Most health experts instruct people with suspected coronavirus symptoms to call their providers instead of heading directly to their offices. The aim is to keep sick people from spreading the disease to staff members and fellow patients. Ongoing research suggests, however, that people can have COVID-19 and transmit it to others without experiencing symptoms.
Telemedicine could reveal some more improvement opportunities for healthcare professionals. For example, many people liked the idea of visiting the doctor from their homes before the coronavirus pandemic broke out. That option is especially appealing now, given that transmission can happen both via respiratory droplets and through coming in contact with contaminated surfaces.
Some individuals are now interested in using telemedicine for the first time. Thus, companies that provide such services should prioritize a fantastic user experience to increase the chances of individuals becoming repeat customers. Improving the methods to schedule an appointment and enhancing patient-provider communications following a visit are two prime starting points.
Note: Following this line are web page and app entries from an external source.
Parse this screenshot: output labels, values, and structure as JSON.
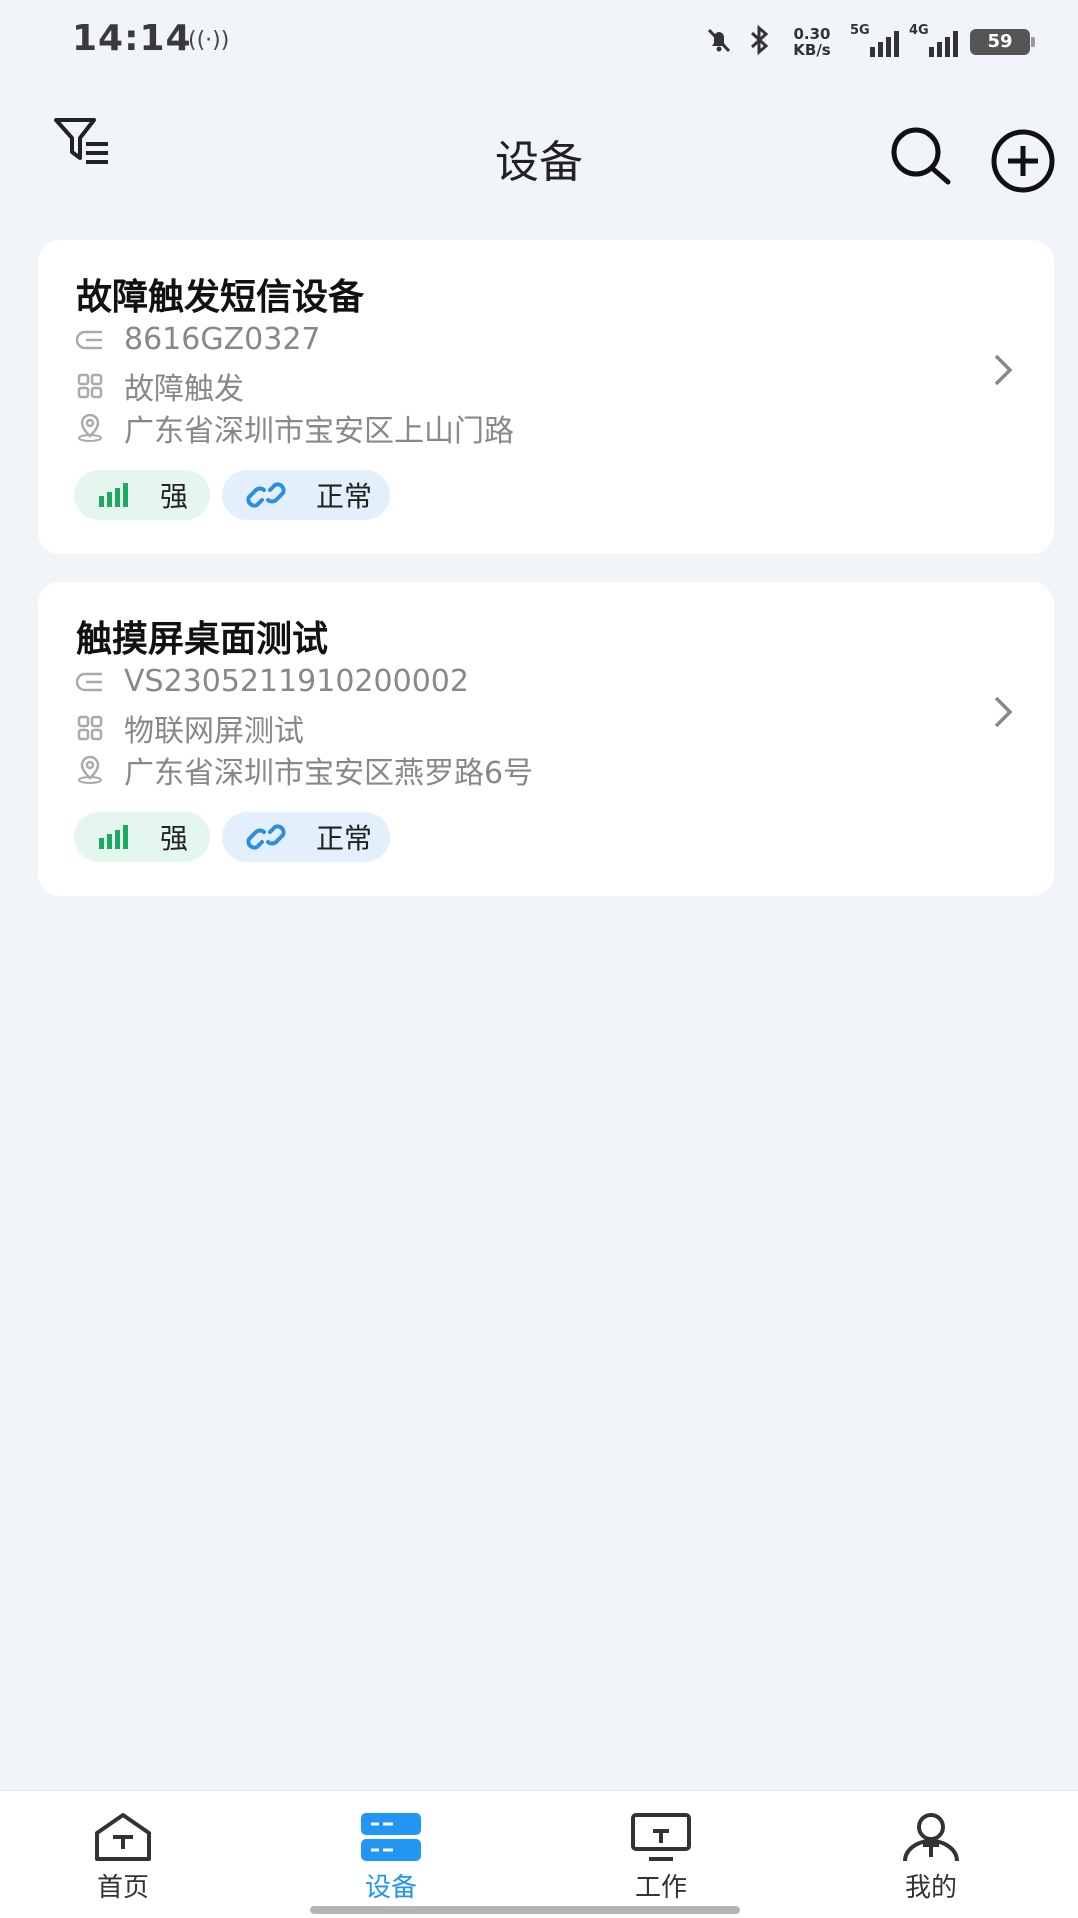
{
  "status_bar": {
    "time": "14:14",
    "hotspot_glyph": "((·))",
    "net_speed_value": "0.30",
    "net_speed_unit": "KB/s",
    "sim1_label": "5G",
    "sim2_label": "4G",
    "battery": "59"
  },
  "header": {
    "title": "设备"
  },
  "devices": [
    {
      "name": "故障触发短信设备",
      "serial": "8616GZ0327",
      "group": "故障触发",
      "address": "广东省深圳市宝安区上山门路",
      "signal_label": "强",
      "status_label": "正常"
    },
    {
      "name": "触摸屏桌面测试",
      "serial": "VS2305211910200002",
      "group": "物联网屏测试",
      "address": "广东省深圳市宝安区燕罗路6号",
      "signal_label": "强",
      "status_label": "正常"
    }
  ],
  "bottom_nav": {
    "items": [
      {
        "label": "首页",
        "icon": "home-icon"
      },
      {
        "label": "设备",
        "icon": "devices-icon"
      },
      {
        "label": "工作",
        "icon": "monitor-icon"
      },
      {
        "label": "我的",
        "icon": "user-icon"
      }
    ],
    "active_index": 1
  },
  "colors": {
    "accent": "#2196f3",
    "signal_green": "#1faa5f",
    "link_blue": "#2a8fe0",
    "background": "#f1f4f9"
  }
}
People wondering how much the coronavirus boosted telehealth visits can get an idea of the change thanks to a press release from Epic, a telemedicine provider. The company’s statistics indicate that as recently as March 6, virtual appointments comprised only 6 percent of visits at UC San Diego Health but now account for more than half. Moreover, NYU Langone Medical Center jumped from 20 to 1,300 telemedicine providers, and those people give up to 6,500 virtual visits daily.
Another recent development that could spur the popularity of telemedicine concerns the U.S. Centers for Medicare & Medicaid Services (CMS) recently announcing several changes to improve outcomes during the coronavirus pandemic. One is that CMS will pay for more than 80 additional services if administered to those with Medicare via telemedicine. Also, people can receive care over the phone through traditional conversations instead of through video chats.
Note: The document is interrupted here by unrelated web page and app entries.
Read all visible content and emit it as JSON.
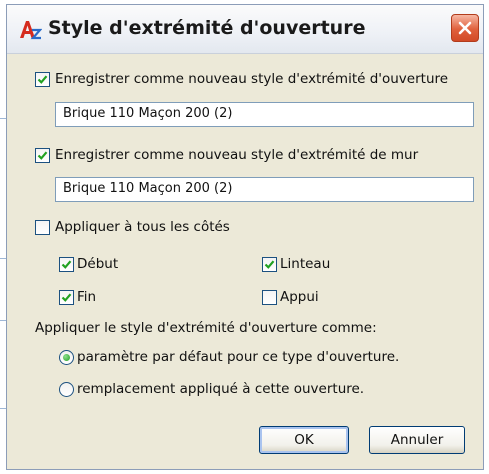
{
  "dialog": {
    "title": "Style d'extrémité d'ouverture",
    "icon": "autocad-icon",
    "close_icon": "close-icon"
  },
  "opening_style": {
    "checked": true,
    "label": "Enregistrer comme nouveau style d'extrémité d'ouverture",
    "value": "Brique 110 Maçon 200 (2)"
  },
  "wall_style": {
    "checked": true,
    "label": "Enregistrer comme nouveau style d'extrémité de mur",
    "value": "Brique 110 Maçon 200 (2)"
  },
  "apply_all": {
    "checked": false,
    "label": "Appliquer à tous les côtés"
  },
  "sides": {
    "start": {
      "checked": true,
      "label": "Début"
    },
    "header": {
      "checked": true,
      "label": "Linteau"
    },
    "end": {
      "checked": true,
      "label": "Fin"
    },
    "sill": {
      "checked": false,
      "label": "Appui"
    }
  },
  "apply_as": {
    "label": "Appliquer le style d'extrémité d'ouverture comme:",
    "options": [
      {
        "label": "paramètre par défaut pour ce type d'ouverture.",
        "selected": true
      },
      {
        "label": "remplacement appliqué à cette ouverture.",
        "selected": false
      }
    ]
  },
  "buttons": {
    "ok": "OK",
    "cancel": "Annuler"
  },
  "colors": {
    "dialog_bg": "#ece9d8",
    "check_mark": "#21a121",
    "close_red": "#e0603c"
  }
}
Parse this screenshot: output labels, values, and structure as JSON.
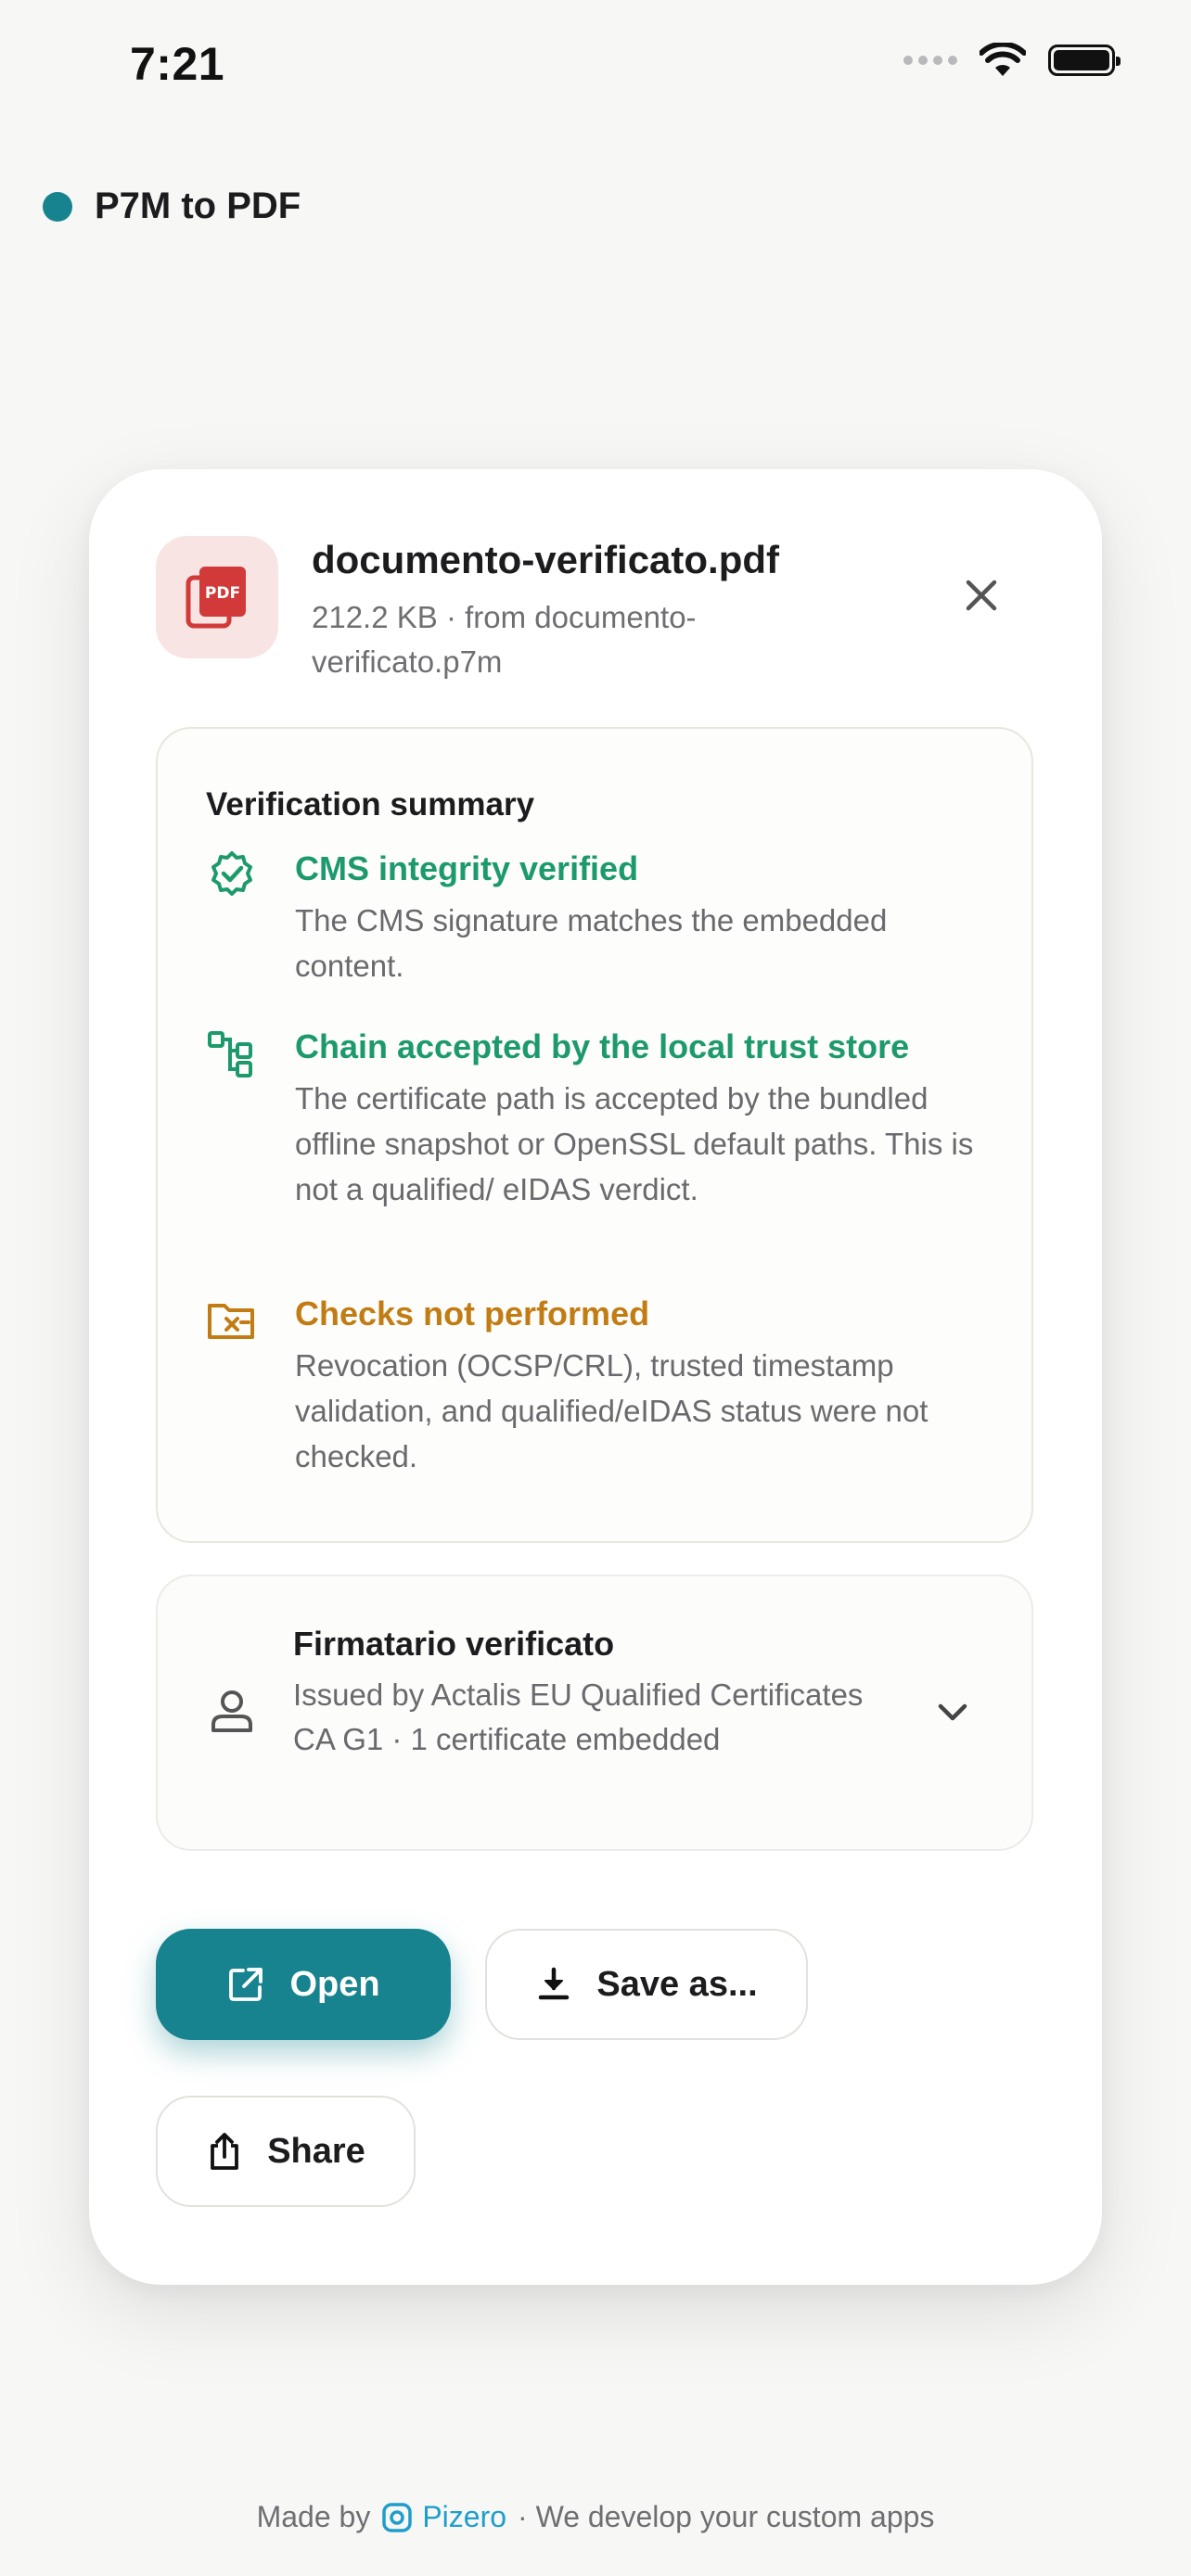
{
  "status_bar": {
    "time": "7:21"
  },
  "app": {
    "title": "P7M to PDF",
    "accent": "#17838f"
  },
  "file": {
    "icon_label": "PDF",
    "name": "documento-verificato.pdf",
    "meta": "212.2 KB · from documento-verificato.p7m"
  },
  "verification": {
    "title": "Verification summary",
    "checks": [
      {
        "icon": "badge-check-icon",
        "title": "CMS integrity verified",
        "description": "The CMS signature matches the embedded content.",
        "status": "ok"
      },
      {
        "icon": "chain-tree-icon",
        "title": "Chain accepted by the local trust store",
        "description": "The certificate path is accepted by the bundled offline snapshot or OpenSSL default paths. This is not a qualified/ eIDAS verdict.",
        "status": "ok"
      },
      {
        "icon": "folder-x-icon",
        "title": "Checks not performed",
        "description": "Revocation (OCSP/CRL), trusted timestamp validation, and qualified/eIDAS status were not checked.",
        "status": "warning"
      }
    ]
  },
  "signer": {
    "title": "Firmatario verificato",
    "description": "Issued by Actalis EU Qualified Certificates CA G1 · 1 certificate embedded"
  },
  "actions": {
    "open_label": "Open",
    "save_label": "Save as...",
    "share_label": "Share"
  },
  "footer": {
    "prefix": "Made by",
    "brand": "Pizero",
    "suffix": "· We develop your custom apps"
  },
  "colors": {
    "ok": "#1d9a6c",
    "warning": "#c27c14",
    "pdf_red": "#d23a3a",
    "brand_blue": "#1f9ecb"
  }
}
4. It relieves the strain of bigger workloads
Analysts have long brought up the public health issues associated with an aging population. For example, healthcare costs go up because people live longer but often require extra care to manage chronic diseases. Plus, as the workforce gets older, skill shortages become more prominent. The COVID-19 crisis exacerbated these well-known challenges, but it also shows the path to healthcare industry improvement.
More specifically, robots could help the medical sector cope with the challenges of more patients and smaller workforces. Some analysts believe the coronavirus pandemic will encourage facilities to invest in robots to keep output levels high. An Italian hospital uses a robot named Tommy to measure oxygen saturation and blood pressure for critical-care patients. It also limits the patient-provider contact, which could keep COVID-19 from spreading.
A team at the University of Southern California wants to use robots for disinfection, too. One project involves an ultraviolet light wand mounted to a robotic arm. The gadget also has a larger light to address whole rooms. The subway system in Hong Kong gets cleaned with a robot spraying hydrogen peroxide, showing another worthy application.
Robotics companies are applying their knowledge to bring about urgent improvement opportunities for healthcare, too. For example, the founders of two such enterprises launched The Ventilator Project. It seeks to rapidly prototype a ventilator costing $1,000-$2,000 instead of the average price of $40,000. Success in that regard would directly address the global need for ventilators due to COVID-19, plus prove beneficial for other patients requiring breathing assistance.
Encouraging the continual use of technology
As COVID-19 causes public health disasters around the globe, it may also trigger positive effects.
When healthcare facilities and practitioners explore technologies to help them weather this current storm, many may ultimately realize that the tech assistance applies outside of the pandemic, too. Then, patients and providers both benefit from improved results.